Summary What are the connections between Ian Hunter's specific criticisms of cultural studies and his more general criticisms of those strands of the humanities that take issue with instrumental reasoning? How are these connections informed by his assessments of the limitations, and the consequences, of the ?moment of theory?? What are the implications of his critique of anti-instrumental defences of the humanities for contemporary debates concerning the future trajectories of cultural studies? In exploring these questions I consider the continuities between (...) Hunter's initial criticisms of cultural studies and the broader contours of his subsequent engagements with contemporary diagnoses of the fading critical vocation of the humanities. While endorsing the general tenor of Hunter's remarks on these questions, I conclude by arguing the need for genealogies of cultural studies and of the humanities that cast their nets more widely than Hunter's primary focus on textual disciplines. (shrink)

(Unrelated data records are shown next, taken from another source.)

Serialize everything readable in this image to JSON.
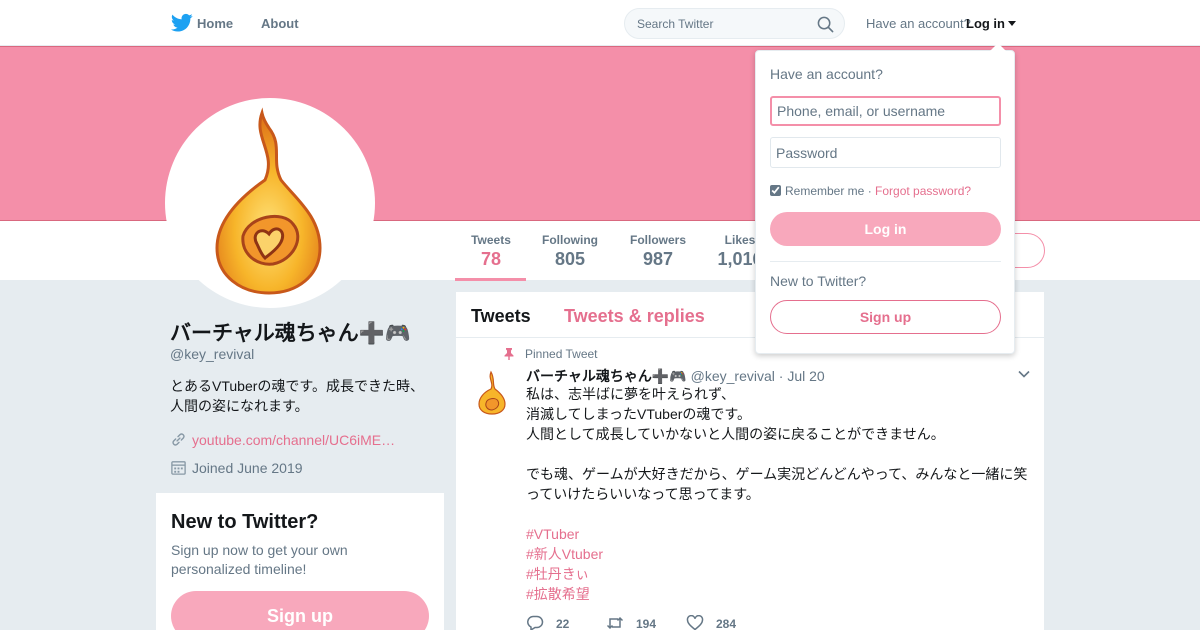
{
  "nav": {
    "home_label": "Home",
    "about_label": "About",
    "search_placeholder": "Search Twitter",
    "have_account": "Have an account?",
    "login_label": "Log in"
  },
  "colors": {
    "accent": "#e56f8e",
    "banner": "#f48fa9",
    "button_fill": "#f8a8bc"
  },
  "stats": [
    {
      "label": "Tweets",
      "value": "78"
    },
    {
      "label": "Following",
      "value": "805"
    },
    {
      "label": "Followers",
      "value": "987"
    },
    {
      "label": "Likes",
      "value": "1,016"
    }
  ],
  "profile": {
    "name": "バーチャル魂ちゃん➕🎮",
    "handle": "@key_revival",
    "bio_lines": [
      "とあるVTuberの魂です。成長できた時、",
      "人間の姿になれます。"
    ],
    "link": "youtube.com/channel/UC6iME…",
    "joined": "Joined June 2019"
  },
  "signup_card": {
    "title": "New to Twitter?",
    "description": "Sign up now to get your own personalized timeline!",
    "button": "Sign up"
  },
  "timeline": {
    "tab_tweets": "Tweets",
    "tab_replies": "Tweets & replies"
  },
  "tweet": {
    "pinned_label": "Pinned Tweet",
    "name": "バーチャル魂ちゃん➕🎮",
    "handle": "@key_revival",
    "date": "· Jul 20",
    "lines": [
      "私は、志半ばに夢を叶えられず、",
      "消滅してしまったVTuberの魂です。",
      "人間として成長していかないと人間の姿に戻ることができません。",
      "",
      "でも魂、ゲームが大好きだから、ゲーム実況どんどんやって、みんなと一緒に笑",
      "っていけたらいいなって思ってます。",
      ""
    ],
    "hashtags": [
      "#VTuber",
      "#新人Vtuber",
      "#牡丹きぃ",
      "#拡散希望"
    ],
    "replies": "22",
    "retweets": "194",
    "likes": "284"
  },
  "login_dropdown": {
    "title": "Have an account?",
    "username_placeholder": "Phone, email, or username",
    "password_placeholder": "Password",
    "remember_label": "Remember me",
    "separator": " · ",
    "forgot_label": "Forgot password?",
    "login_button": "Log in",
    "new_label": "New to Twitter?",
    "signup_button": "Sign up"
  }
}
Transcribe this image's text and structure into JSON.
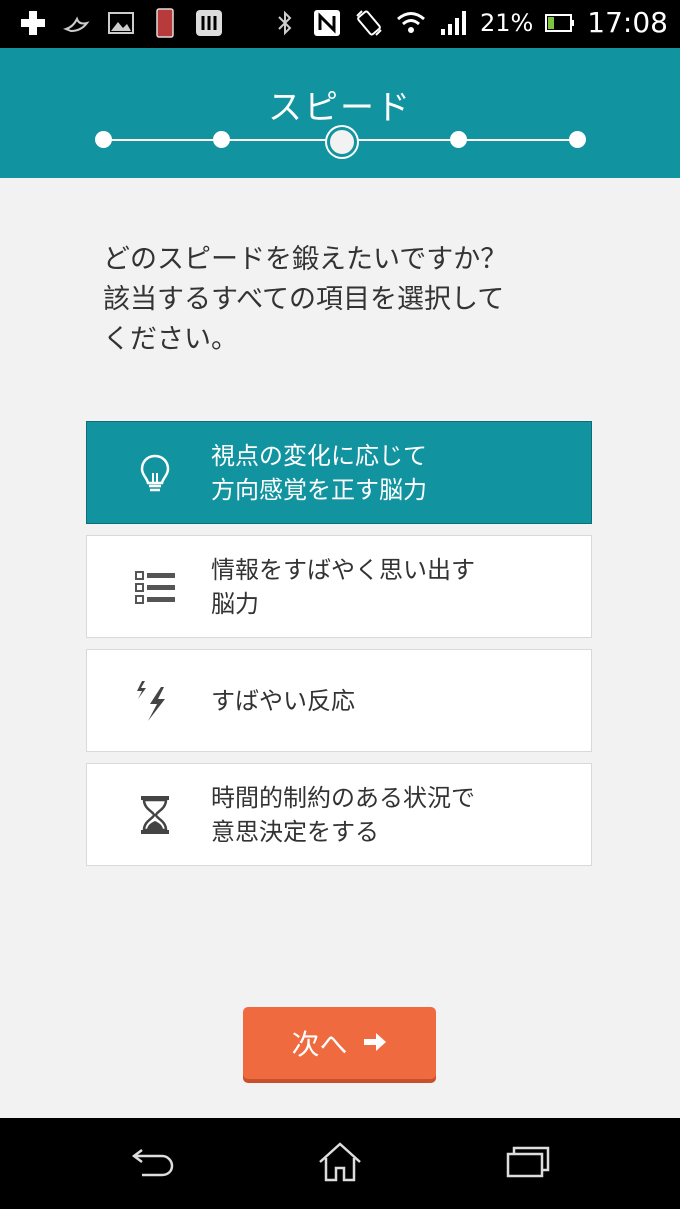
{
  "status_bar": {
    "icons_left": [
      "add-icon",
      "bird-icon",
      "image-icon",
      "phone-icon",
      "app-icon"
    ],
    "icons_right": [
      "bluetooth-icon",
      "nfc-icon",
      "rotate-icon",
      "wifi-icon",
      "signal-icon",
      "battery-icon"
    ],
    "battery_percent": "21%",
    "time": "17:08"
  },
  "header": {
    "title": "スピード",
    "steps_total": 5,
    "current_step": 3
  },
  "question": {
    "text": "どのスピードを鍛えたいですか？\n該当するすべての項目を選択して\nください。"
  },
  "options": [
    {
      "label": "視点の変化に応じて\n方向感覚を正す脳力",
      "icon": "lightbulb-icon",
      "selected": true
    },
    {
      "label": "情報をすばやく思い出す\n脳力",
      "icon": "list-icon",
      "selected": false
    },
    {
      "label": "すばやい反応",
      "icon": "lightning-icon",
      "selected": false
    },
    {
      "label": "時間的制約のある状況で\n意思決定をする",
      "icon": "hourglass-icon",
      "selected": false
    }
  ],
  "next_button": {
    "label": "次へ",
    "icon": "arrow-right-icon"
  },
  "nav_bar": {
    "buttons": [
      "back-icon",
      "home-icon",
      "recents-icon"
    ]
  },
  "colors": {
    "accent": "#1294a0",
    "button": "#f06a3f",
    "background": "#f2f2f2"
  }
}
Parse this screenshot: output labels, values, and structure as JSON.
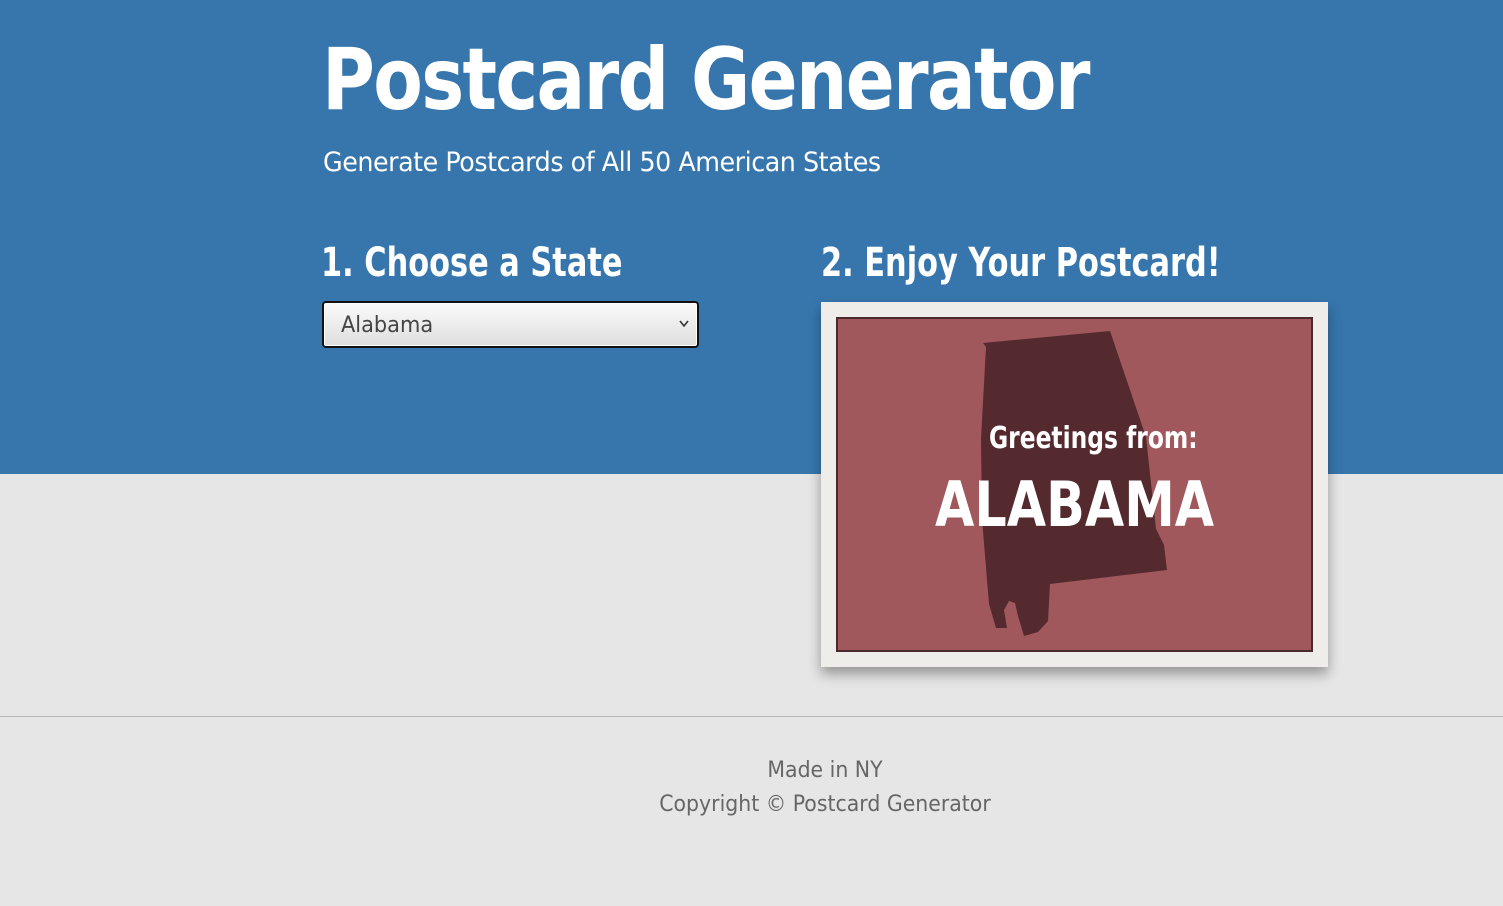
{
  "header": {
    "title": "Postcard Generator",
    "subtitle": "Generate Postcards of All 50 American States"
  },
  "steps": {
    "choose_heading": "1. Choose a State",
    "enjoy_heading": "2. Enjoy Your Postcard!"
  },
  "state_select": {
    "selected": "Alabama",
    "chevron_icon": "chevron-down-icon"
  },
  "postcard": {
    "greeting": "Greetings from:",
    "state_name": "ALABAMA",
    "shape_icon": "alabama-silhouette",
    "colors": {
      "frame": "#efedea",
      "background": "#a0585c",
      "silhouette": "#542a2f",
      "text": "#ffffff"
    }
  },
  "footer": {
    "made_in": "Made in NY",
    "copyright": "Copyright © Postcard Generator"
  },
  "theme": {
    "header_bg": "#3776ad",
    "page_bg": "#e6e6e6"
  }
}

Summary This essay focuses on a characteristic analytical and rhetorical strategy of the style of intellectual history practiced by Ian Hunter. It assesses the moral and political resources supplied by that strategy, as well as its implications for one particular humanities discipline, that of literary criticism.
When Ian Hacking won the Holberg International Memorial Prize 2009 his candidature was said to strengthen the legitimacy of the prize after years of controversy. Ole Jacob Madsen, Johannes Servan and Simen Andersen Øyen have talked to Ian Hacking about current questions in the philosophy and history of science.
Summary Ian Hunter's essay pursues several lines of argument, one explicit and the others not. The first is that of an historian correcting the mistaken view among Kantian commentators that Kant's conception of international justice had displaced Vattel's as the dominant one in nineteenth- and twentieth-century international thought. The second, which is not acknowledged, is that of a philosopher entering a debate over the relative cogency of the two conceptions. To accomplish this unacknowledged philosophical task, Hunter exaggerates the importance of (...) Kant's metaphysics in his treatment of international justice and understates the element of raison d'état in Vattel's casuistical ethics. The subtext in both lines of argument is criticism, political rather than either historical or philosophical, of Kant's effort to articulate principles of international justice, together with implicit advocacy of Vattelian ethics as a corrective to Kantian ideology. (shrink)
In a recent article Mark Ian Thomas Robson argues that there is a clear contradiction between the view that possible worlds are a part of God's nature and the theologically pivotal, but philosophically neglected, claim that God is perfectly beautiful. In this article I show that Robson's argument depends on several key assumptions that he fails to justify and as such that there is reason to doubt the soundness of his argument. I also demonstrate that if Robson's argument were sound (...) then this would be a problem for all classical theists and not just those who hold the possible worlds view. (shrink)